Collected data
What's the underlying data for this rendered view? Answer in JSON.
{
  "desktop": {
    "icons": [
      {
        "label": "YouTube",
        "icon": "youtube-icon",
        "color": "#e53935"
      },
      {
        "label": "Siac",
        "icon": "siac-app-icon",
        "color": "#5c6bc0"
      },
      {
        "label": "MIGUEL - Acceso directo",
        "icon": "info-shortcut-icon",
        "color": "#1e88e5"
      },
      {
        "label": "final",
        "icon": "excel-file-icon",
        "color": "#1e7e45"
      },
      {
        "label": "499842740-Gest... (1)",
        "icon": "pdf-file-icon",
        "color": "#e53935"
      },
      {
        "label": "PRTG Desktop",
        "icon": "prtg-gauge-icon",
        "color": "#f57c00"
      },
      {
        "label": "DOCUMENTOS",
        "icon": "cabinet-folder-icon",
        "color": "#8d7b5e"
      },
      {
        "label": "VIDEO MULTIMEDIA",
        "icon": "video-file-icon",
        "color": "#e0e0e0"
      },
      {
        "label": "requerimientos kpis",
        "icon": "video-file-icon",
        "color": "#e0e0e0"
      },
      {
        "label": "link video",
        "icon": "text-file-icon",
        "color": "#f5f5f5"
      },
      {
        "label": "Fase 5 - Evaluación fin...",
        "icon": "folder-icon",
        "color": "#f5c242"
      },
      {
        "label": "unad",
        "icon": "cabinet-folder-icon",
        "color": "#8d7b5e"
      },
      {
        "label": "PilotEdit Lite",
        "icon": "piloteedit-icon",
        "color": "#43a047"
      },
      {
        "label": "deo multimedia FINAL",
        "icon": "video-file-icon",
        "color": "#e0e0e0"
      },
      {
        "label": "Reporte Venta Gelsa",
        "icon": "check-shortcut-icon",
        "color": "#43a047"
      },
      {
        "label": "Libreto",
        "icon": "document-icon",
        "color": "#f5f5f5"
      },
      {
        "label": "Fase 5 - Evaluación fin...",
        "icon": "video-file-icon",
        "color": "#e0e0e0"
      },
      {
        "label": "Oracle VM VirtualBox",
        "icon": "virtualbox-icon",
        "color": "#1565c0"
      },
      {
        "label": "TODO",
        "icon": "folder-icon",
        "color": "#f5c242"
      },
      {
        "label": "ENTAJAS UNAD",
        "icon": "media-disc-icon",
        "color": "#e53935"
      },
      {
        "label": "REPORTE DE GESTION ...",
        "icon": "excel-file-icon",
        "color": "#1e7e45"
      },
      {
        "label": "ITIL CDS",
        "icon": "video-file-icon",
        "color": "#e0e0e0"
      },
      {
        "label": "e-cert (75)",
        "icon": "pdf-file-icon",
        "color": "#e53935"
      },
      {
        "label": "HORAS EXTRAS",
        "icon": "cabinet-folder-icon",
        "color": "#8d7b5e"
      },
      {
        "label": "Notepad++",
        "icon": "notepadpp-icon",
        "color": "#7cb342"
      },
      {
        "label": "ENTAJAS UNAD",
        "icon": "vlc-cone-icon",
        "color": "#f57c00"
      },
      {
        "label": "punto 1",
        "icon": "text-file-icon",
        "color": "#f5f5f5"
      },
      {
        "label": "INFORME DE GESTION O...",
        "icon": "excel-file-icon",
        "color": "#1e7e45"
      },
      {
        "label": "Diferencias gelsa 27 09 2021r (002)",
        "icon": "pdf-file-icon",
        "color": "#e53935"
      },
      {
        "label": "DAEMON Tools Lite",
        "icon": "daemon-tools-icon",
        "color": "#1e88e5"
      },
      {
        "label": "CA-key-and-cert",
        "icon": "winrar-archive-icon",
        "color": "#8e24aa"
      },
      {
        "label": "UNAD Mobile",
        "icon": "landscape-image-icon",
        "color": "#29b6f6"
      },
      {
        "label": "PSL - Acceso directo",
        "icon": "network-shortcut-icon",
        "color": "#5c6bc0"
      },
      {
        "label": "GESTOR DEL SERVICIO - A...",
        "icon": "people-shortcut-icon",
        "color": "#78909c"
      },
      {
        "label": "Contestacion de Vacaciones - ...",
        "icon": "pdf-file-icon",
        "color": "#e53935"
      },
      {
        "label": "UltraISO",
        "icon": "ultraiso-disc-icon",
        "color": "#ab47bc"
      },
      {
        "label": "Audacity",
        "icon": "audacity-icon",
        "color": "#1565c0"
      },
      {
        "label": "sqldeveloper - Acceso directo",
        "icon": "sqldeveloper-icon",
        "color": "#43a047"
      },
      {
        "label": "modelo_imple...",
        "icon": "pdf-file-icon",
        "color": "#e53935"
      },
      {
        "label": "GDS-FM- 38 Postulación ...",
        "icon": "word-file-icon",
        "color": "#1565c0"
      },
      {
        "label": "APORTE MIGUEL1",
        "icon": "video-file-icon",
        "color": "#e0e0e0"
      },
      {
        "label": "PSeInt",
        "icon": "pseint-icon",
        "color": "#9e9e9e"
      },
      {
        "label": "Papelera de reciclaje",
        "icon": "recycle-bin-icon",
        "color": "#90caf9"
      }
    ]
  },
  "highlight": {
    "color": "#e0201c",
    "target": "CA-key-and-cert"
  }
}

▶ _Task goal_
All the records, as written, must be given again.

▶ _Solution for this problem_
What's the underlying data for this rendered view? Answer in JSON.
{
  "desktop": {
    "icons": [
      {
        "label": "YouTube",
        "icon": "youtube-icon",
        "color": "#e53935"
      },
      {
        "label": "Siac",
        "icon": "siac-app-icon",
        "color": "#5c6bc0"
      },
      {
        "label": "MIGUEL - Acceso directo",
        "icon": "info-shortcut-icon",
        "color": "#1e88e5"
      },
      {
        "label": "final",
        "icon": "excel-file-icon",
        "color": "#1e7e45"
      },
      {
        "label": "499842740-Gest... (1)",
        "icon": "pdf-file-icon",
        "color": "#e53935"
      },
      {
        "label": "PRTG Desktop",
        "icon": "prtg-gauge-icon",
        "color": "#f57c00"
      },
      {
        "label": "DOCUMENTOS",
        "icon": "cabinet-folder-icon",
        "color": "#8d7b5e"
      },
      {
        "label": "VIDEO MULTIMEDIA",
        "icon": "video-file-icon",
        "color": "#e0e0e0"
      },
      {
        "label": "requerimientos kpis",
        "icon": "video-file-icon",
        "color": "#e0e0e0"
      },
      {
        "label": "link video",
        "icon": "text-file-icon",
        "color": "#f5f5f5"
      },
      {
        "label": "Fase 5 - Evaluación fin...",
        "icon": "folder-icon",
        "color": "#f5c242"
      },
      {
        "label": "unad",
        "icon": "cabinet-folder-icon",
        "color": "#8d7b5e"
      },
      {
        "label": "PilotEdit Lite",
        "icon": "piloteedit-icon",
        "color": "#43a047"
      },
      {
        "label": "deo multimedia FINAL",
        "icon": "video-file-icon",
        "color": "#e0e0e0"
      },
      {
        "label": "Reporte Venta Gelsa",
        "icon": "check-shortcut-icon",
        "color": "#43a047"
      },
      {
        "label": "Libreto",
        "icon": "document-icon",
        "color": "#f5f5f5"
      },
      {
        "label": "Fase 5 - Evaluación fin...",
        "icon": "video-file-icon",
        "color": "#e0e0e0"
      },
      {
        "label": "Oracle VM VirtualBox",
        "icon": "virtualbox-icon",
        "color": "#1565c0"
      },
      {
        "label": "TODO",
        "icon": "folder-icon",
        "color": "#f5c242"
      },
      {
        "label": "ENTAJAS UNAD",
        "icon": "media-disc-icon",
        "color": "#e53935"
      },
      {
        "label": "REPORTE DE GESTION ...",
        "icon": "excel-file-icon",
        "color": "#1e7e45"
      },
      {
        "label": "ITIL CDS",
        "icon": "video-file-icon",
        "color": "#e0e0e0"
      },
      {
        "label": "e-cert (75)",
        "icon": "pdf-file-icon",
        "color": "#e53935"
      },
      {
        "label": "HORAS EXTRAS",
        "icon": "cabinet-folder-icon",
        "color": "#8d7b5e"
      },
      {
        "label": "Notepad++",
        "icon": "notepadpp-icon",
        "color": "#7cb342"
      },
      {
        "label": "ENTAJAS UNAD",
        "icon": "vlc-cone-icon",
        "color": "#f57c00"
      },
      {
        "label": "punto 1",
        "icon": "text-file-icon",
        "color": "#f5f5f5"
      },
      {
        "label": "INFORME DE GESTION O...",
        "icon": "excel-file-icon",
        "color": "#1e7e45"
      },
      {
        "label": "Diferencias gelsa 27 09 2021r (002)",
        "icon": "pdf-file-icon",
        "color": "#e53935"
      },
      {
        "label": "DAEMON Tools Lite",
        "icon": "daemon-tools-icon",
        "color": "#1e88e5"
      },
      {
        "label": "CA-key-and-cert",
        "icon": "winrar-archive-icon",
        "color": "#8e24aa"
      },
      {
        "label": "UNAD Mobile",
        "icon": "landscape-image-icon",
        "color": "#29b6f6"
      },
      {
        "label": "PSL - Acceso directo",
        "icon": "network-shortcut-icon",
        "color": "#5c6bc0"
      },
      {
        "label": "GESTOR DEL SERVICIO - A...",
        "icon": "people-shortcut-icon",
        "color": "#78909c"
      },
      {
        "label": "Contestacion de Vacaciones - ...",
        "icon": "pdf-file-icon",
        "color": "#e53935"
      },
      {
        "label": "UltraISO",
        "icon": "ultraiso-disc-icon",
        "color": "#ab47bc"
      },
      {
        "label": "Audacity",
        "icon": "audacity-icon",
        "color": "#1565c0"
      },
      {
        "label": "sqldeveloper - Acceso directo",
        "icon": "sqldeveloper-icon",
        "color": "#43a047"
      },
      {
        "label": "modelo_imple...",
        "icon": "pdf-file-icon",
        "color": "#e53935"
      },
      {
        "label": "GDS-FM- 38 Postulación ...",
        "icon": "word-file-icon",
        "color": "#1565c0"
      },
      {
        "label": "APORTE MIGUEL1",
        "icon": "video-file-icon",
        "color": "#e0e0e0"
      },
      {
        "label": "PSeInt",
        "icon": "pseint-icon",
        "color": "#9e9e9e"
      },
      {
        "label": "Papelera de reciclaje",
        "icon": "recycle-bin-icon",
        "color": "#90caf9"
      }
    ]
  },
  "highlight": {
    "color": "#e0201c",
    "target": "CA-key-and-cert"
  }
}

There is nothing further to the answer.